Penn State awarded $3.3 million to build instrument for finding planets in habitable zones around nearby stars
29 September 2011 - A new state-of-the-art instrument -- a precision spectrograph for finding planets in habitable zones around cool, nearby stars -- is being developed at Penn State with support from a new $3.3-million grant from the National Science Foundation. "This new Habitable Zone Planet Finder instrument will allow us to detect the existence of planets that are similar in mass to Earth and also are in orbits that allow liquid water to exist on their surfaces," said Suvrath Mahadevan, assistant professor of astronomy and astrophysics at Penn State and a co-principal investigator of the project.
The Habitable Zone Planet Finder (HPF) is a large infrared spectrograph that will be used to analyze the components of starlight and to detect the slight motions of nearby stars caused by the gravity of orbiting planets. It will be approximately the size of an SUV, and will weigh over two tons. "We have designed the HPF to be able to efficiently observe small, cool stars, which are by far the most numerous types of stars in the Milky Way galaxy," explained co-principal investigator Lawrence Ramsey, professor of astronomy and astrophysics.
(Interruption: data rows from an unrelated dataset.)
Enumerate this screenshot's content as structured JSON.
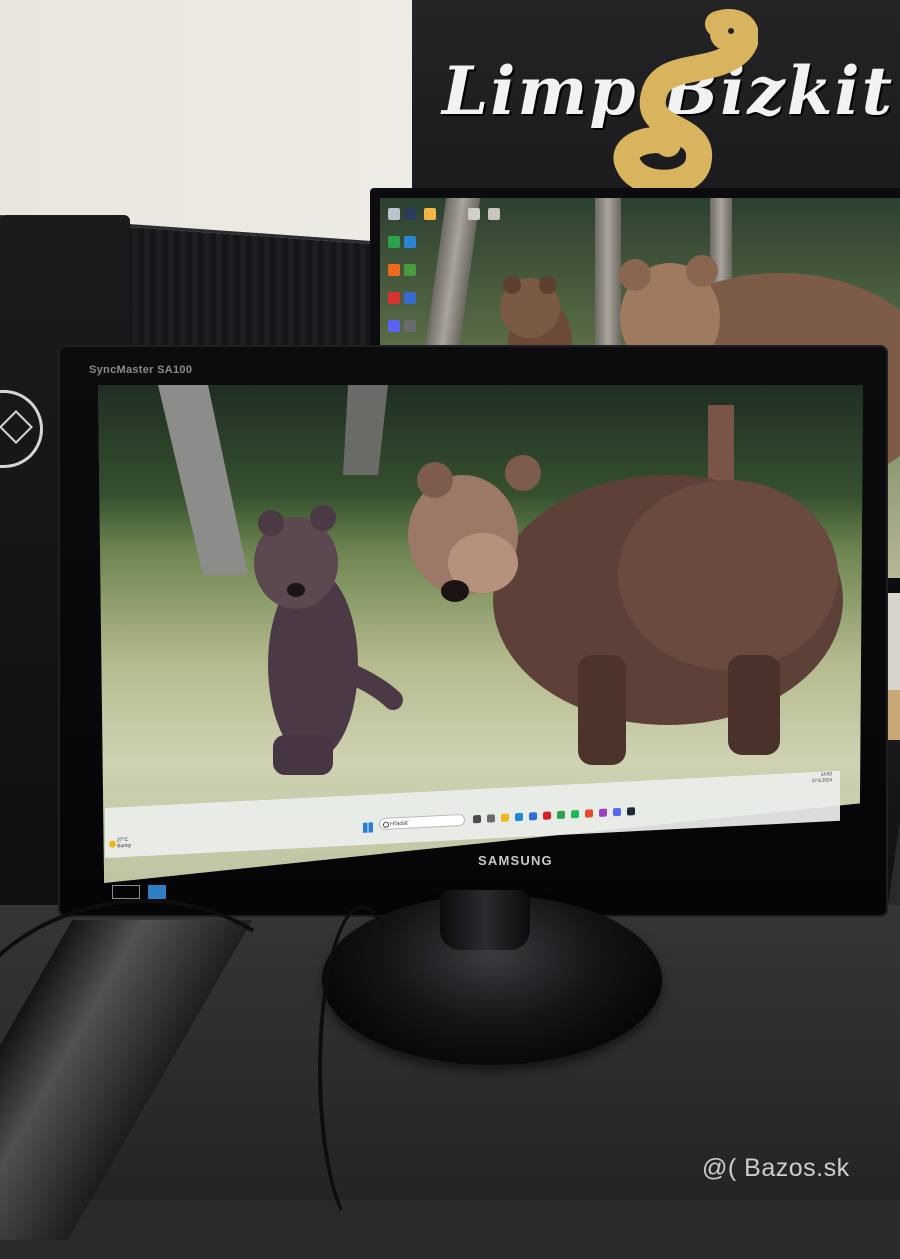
{
  "poster": {
    "text": "Limp Bizkit"
  },
  "rear_monitor": {
    "desktop_icons": [
      {
        "name": "recycle-bin-icon",
        "color": "#b9c4cf"
      },
      {
        "name": "steam-icon",
        "color": "#2a3d5a"
      },
      {
        "name": "folder-icon",
        "color": "#f1b846"
      },
      {
        "name": "chrome-icon",
        "color": "#2ba24c"
      },
      {
        "name": "edge-icon",
        "color": "#2a84d2"
      },
      {
        "name": "firefox-icon",
        "color": "#f06a1d"
      },
      {
        "name": "app-icon",
        "color": "#d8332e"
      },
      {
        "name": "discord-icon",
        "color": "#5865f2"
      },
      {
        "name": "whatsapp-icon",
        "color": "#25d366"
      }
    ]
  },
  "monitor": {
    "model": "SyncMaster SA100",
    "brand": "SAMSUNG"
  },
  "taskbar": {
    "weather_temp": "27°C",
    "weather_desc": "Sunny",
    "search_placeholder": "Hľadať",
    "time": "14:52",
    "date": "27.6.2024",
    "icons": [
      {
        "name": "task-view-icon",
        "color": "#4a4a4a"
      },
      {
        "name": "settings-icon",
        "color": "#6a6a6a"
      },
      {
        "name": "file-explorer-icon",
        "color": "#f2b31c"
      },
      {
        "name": "edge-icon",
        "color": "#1d8ad8"
      },
      {
        "name": "store-icon",
        "color": "#2f6fd6"
      },
      {
        "name": "opera-icon",
        "color": "#d41f2a"
      },
      {
        "name": "chrome-icon",
        "color": "#31a24c"
      },
      {
        "name": "spotify-icon",
        "color": "#1db954"
      },
      {
        "name": "app-icon",
        "color": "#e34b2a"
      },
      {
        "name": "app-icon-2",
        "color": "#9b3fc4"
      },
      {
        "name": "discord-icon",
        "color": "#5865f2"
      },
      {
        "name": "steam-icon",
        "color": "#1b2838"
      }
    ]
  },
  "watermark": "@( Bazos.sk"
}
"These stars, which have temperatures far below that of the Sun, radiate very little of their energy in the visible part of the spectrum, so we must create an instrument that can capture the infrared part of the spectrum -- where the unaided human eye cannot see but where these stars are brightest," Ramsey said. The team chose to observe these stars because they offer the best opportunity for finding planets with solid surfaces in the so-called "Habitable Zone" around nearby stars, the range of distances from a star within which temperatures might be right for liquid water.
The instrument will take three years to build. When it is completed, it will be shipped to the Hobby-Eberly Telescope at McDonald Observatory in west Texas to begin its multi-year quest for new worlds, during which it will survey more than a hundred nearby stars. "This instrument will precisely measure the motion of each star, hunting for the telltale "wobble" caused by an orbiting planet," said Penn State Assistant Professor Jason Wright, a co-principal investigator on the HPF team. "Once we detect these wobbles, we will be able to infer the surface temperature and mass of the planet or planets orbiting it. These cool stars we are targeting are some of the very closest to Earth. In astronomical terms, they are in our back yard."
Associate Professor Steinn Sigurdsson, who is also a lead investigator of the Penn State Astrobiology Research Center, said "The HPF is a significant step toward discovering terrestrial planets in orbits where liquid water may be present on their surface around our closest stellar neighbors. This goal is important for the NASA astrobiology program since life, as we know it, needs liquid water. Nearby planets with liquid water on their surface are the first place to start looking for signatures of life on other planets."
Because the planets the astronomers are looking for are so small, and the stars they are looking at are so cool, they need to build a new kind of planet-finding instrument. "To find an Earth-like planet around one of our target stars requires that we be able to measure the velocity of a star, located at a distance of tens of light years from the Earth, to a precision of about three feet per second -- the typical speed a person walks -- over a period of several years. To attain this goal, HPF not only must have high-efficiency optics and detectors, but must be maintained in an extremely stable environment," Ramsey explained.
Mahadevan said the HPF team is keen to embark on this challenge. "I do believe we now have the technological capability to make these extremely precise measurements in the infrared," he said. "Finding Earth analogs around our nearest neighbors will be an exciting adventure. We are grateful to have had prior support since 2005 from the National Science Foundation, the NASA Origins program, and the NASA Astrobiology Institute for the technology development that lead to our now being able to develop this instrument."
The HPF development-and science team also includes Penn State Evan Pugh Professor of Astronomy and Astrophysics Alex Wolszczan, discoverer, in 1992, of the first planets ever found outside of our solar system, and director of Penn State's Center for Exoplanets and Habitable Worlds; Distinguished Professor of Geosciences James Kasting, who performed some of the first calculations on Habitable Zones around stars; Mike Endl and William Cochran, researchers at the University of Texas; Fred Hearty of the University of Virginia; Penn State Postdoctoral Fellows Chad Bender and Rohit Deshpande; as well as former Penn State graduate student Stephen Redman and current graduate student Ryan Terrien.
The William P. Hobby-Robert E. Eberly Telescope - one of the largest and most powerful telescopes in the world -was conceived in the mid-1990s by Lawrence Ramsey, former head of the Department of Astronomy and Astrophysics at Penn State, and Daniel W. Weedman, then a professor of astronomy and astrophysics at Penn State. The Hobby-Eberly Telescope (HET) is located at the McDonald Observatory in a remote area of West Texas, where night skies are among the darkest in the continental United States. The Hobby-Eberly telescope was built by a partnership of five universities: the University of Texas at Austin; Penn State University; Stanford University; and two German universities, Georg-August University in Goettingen and Ludwig-Maximilians University in Munich.